Amid growing speculation over the whereabouts of Chinese tennis star Peng Shuai, China’s foreign ministry warned against politicization and speculation about the star’s well-being.
“This is not a diplomatic matter,” Chinese Foreign Ministry spokesman Zhao Lijian told a regular press briefing on Tuesday.
Zhao said, “I believe everyone must have noticed that she has recently participated in some public activities and also had a video call with IOC President (Thomas) Bach. I hope that some People will stop spreading malicious propaganda, let alone politicisation.”
The Women’s Tennis Association (WTA) said on Monday it was still concerned despite Peng’s presence and calls from the International Olympic Committee.
A WTA spokeswoman said in an e-mail: “While it is nice to see Peng Shuai in recent videos, they do not reduce or address the WTA’s concern about his well being and ability to communicate without censorship or coercion.” Huh.” “This video does not replace our call for a full, fair and transparent investigation into her sexual harassment allegations, without censorship, which is the issue that sparked our initial concern.”
WTA still concerned about Chinese tennis star Peng Shuai
Peng was not seen earlier this month when he accused former Chinese deputy prime minister Zhang Gaoli of forcing her to have sex several years ago. His absence from public view prompted international demands for his protection for Chinese officials.
On Sunday, the three-time Olympian and former Wimbledon champion stood near a tennis court, waving and signing over-sized commemorative tennis balls for children.
Later, he had a 30-minute call with IOC President Thomas Bach, who said he thanked the IOC for its concern.
“She explained that she is safe and sound at her home in Beijing, but wishes to respect her privacy at this time,” the IOC said in a statement.
“That’s why she prefers to spend her time with friends and family right now. Nevertheless, she will continue to engage in tennis, the sport she loves,” the IOC said.
On Tuesday, Human Rights Watch criticized the IOC, accusing it of cooperating with Beijing and undermining the IOC’s “expressed commitment to human rights, including the rights and protections of athletes”.
Yaqiu Wang, senior China researcher at Human Rights Watch, said in a statement: “The IOC continues to remain silent about Beijing’s abhorrent human rights record for curtailing freedom of speech and actively cooperating with Chinese authorities in defiance of alleged sexual assault.” have taken.” “The IOC appears to be rewarding its relationship with a major human rights violator on the rights and protections of Olympic athletes.”
The China Open posted a note on the Weibo social media network about Peng’s appearance at the youth tournament, but made no mention of his disappearance or allegations of assault.

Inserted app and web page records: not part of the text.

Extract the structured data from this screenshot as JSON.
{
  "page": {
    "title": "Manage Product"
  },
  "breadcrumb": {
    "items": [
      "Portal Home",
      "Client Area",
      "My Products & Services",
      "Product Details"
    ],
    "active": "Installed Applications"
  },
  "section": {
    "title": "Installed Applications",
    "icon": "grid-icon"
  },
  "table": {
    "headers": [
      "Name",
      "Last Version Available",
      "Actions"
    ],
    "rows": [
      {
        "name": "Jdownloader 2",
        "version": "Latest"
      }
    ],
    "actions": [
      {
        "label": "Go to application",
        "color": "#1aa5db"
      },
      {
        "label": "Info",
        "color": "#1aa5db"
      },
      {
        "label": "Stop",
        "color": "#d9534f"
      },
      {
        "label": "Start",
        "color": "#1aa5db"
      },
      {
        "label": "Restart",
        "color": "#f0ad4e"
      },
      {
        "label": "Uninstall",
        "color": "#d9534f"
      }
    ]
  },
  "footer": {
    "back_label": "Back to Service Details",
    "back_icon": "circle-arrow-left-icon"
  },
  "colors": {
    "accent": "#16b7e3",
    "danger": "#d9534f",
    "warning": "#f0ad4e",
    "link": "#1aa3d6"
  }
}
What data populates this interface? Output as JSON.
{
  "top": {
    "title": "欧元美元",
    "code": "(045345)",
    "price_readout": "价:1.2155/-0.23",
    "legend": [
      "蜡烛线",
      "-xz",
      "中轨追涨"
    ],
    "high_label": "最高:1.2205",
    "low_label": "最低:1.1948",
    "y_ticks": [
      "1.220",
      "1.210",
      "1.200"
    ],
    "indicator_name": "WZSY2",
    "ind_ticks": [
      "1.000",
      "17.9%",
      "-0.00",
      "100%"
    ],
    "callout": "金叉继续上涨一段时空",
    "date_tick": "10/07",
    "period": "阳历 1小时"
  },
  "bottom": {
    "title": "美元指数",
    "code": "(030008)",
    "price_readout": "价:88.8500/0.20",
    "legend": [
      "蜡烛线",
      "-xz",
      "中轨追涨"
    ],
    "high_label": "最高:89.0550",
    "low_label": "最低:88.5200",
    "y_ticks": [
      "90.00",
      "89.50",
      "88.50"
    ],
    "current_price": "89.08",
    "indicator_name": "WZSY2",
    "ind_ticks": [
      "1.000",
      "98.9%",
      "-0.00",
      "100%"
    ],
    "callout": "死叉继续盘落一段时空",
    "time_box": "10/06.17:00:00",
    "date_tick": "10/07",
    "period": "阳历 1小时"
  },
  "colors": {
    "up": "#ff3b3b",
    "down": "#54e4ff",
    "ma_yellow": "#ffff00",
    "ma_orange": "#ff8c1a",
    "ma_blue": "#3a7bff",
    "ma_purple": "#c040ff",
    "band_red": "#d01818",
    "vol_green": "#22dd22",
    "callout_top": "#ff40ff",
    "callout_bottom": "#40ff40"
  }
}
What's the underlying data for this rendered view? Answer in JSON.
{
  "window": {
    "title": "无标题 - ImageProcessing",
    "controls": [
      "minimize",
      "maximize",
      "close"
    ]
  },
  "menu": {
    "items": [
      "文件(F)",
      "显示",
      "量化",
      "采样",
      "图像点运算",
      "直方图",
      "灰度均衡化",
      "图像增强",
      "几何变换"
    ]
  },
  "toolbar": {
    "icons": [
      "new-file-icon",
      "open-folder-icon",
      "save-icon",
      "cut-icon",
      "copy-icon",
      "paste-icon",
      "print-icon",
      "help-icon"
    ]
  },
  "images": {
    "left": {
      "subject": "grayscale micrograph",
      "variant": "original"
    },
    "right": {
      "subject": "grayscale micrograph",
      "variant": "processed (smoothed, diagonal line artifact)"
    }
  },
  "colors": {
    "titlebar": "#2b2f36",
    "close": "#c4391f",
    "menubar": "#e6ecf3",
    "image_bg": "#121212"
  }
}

Unless Peng’s safety was assured, the women’s professional tennis tour threatened to pull out of China.
Tennis players clash with Communist Party of China: Where is Peng Shuai?
“Our primary concern is the safety and well-being of Peng Shuai,” International Tennis Federation President and International Olympic Committee member Dave Haggerty said in a statement on Sunday. His videos this weekend appear to be a positive step, but we Will continue to seek direct contact and confirmation from Peng Shuai himself that he is safe and sound.”
Peng’s disappearance and charges against the former Chinese official come as Beijing prepares to host the Winter Olympics starting February 4 amid international condemnation of China’s human rights record.
Current and former players such as Naomi Osaka, Serena Williams and Billie Jean King took to social media to prove Peng was safe.
World’s top men’s player Novak Djokovic called the situation “terrible” and questioned whether tennis tournaments should be held in China until it is resolved.
Some information in this report has been received from Reuters and Associated Press.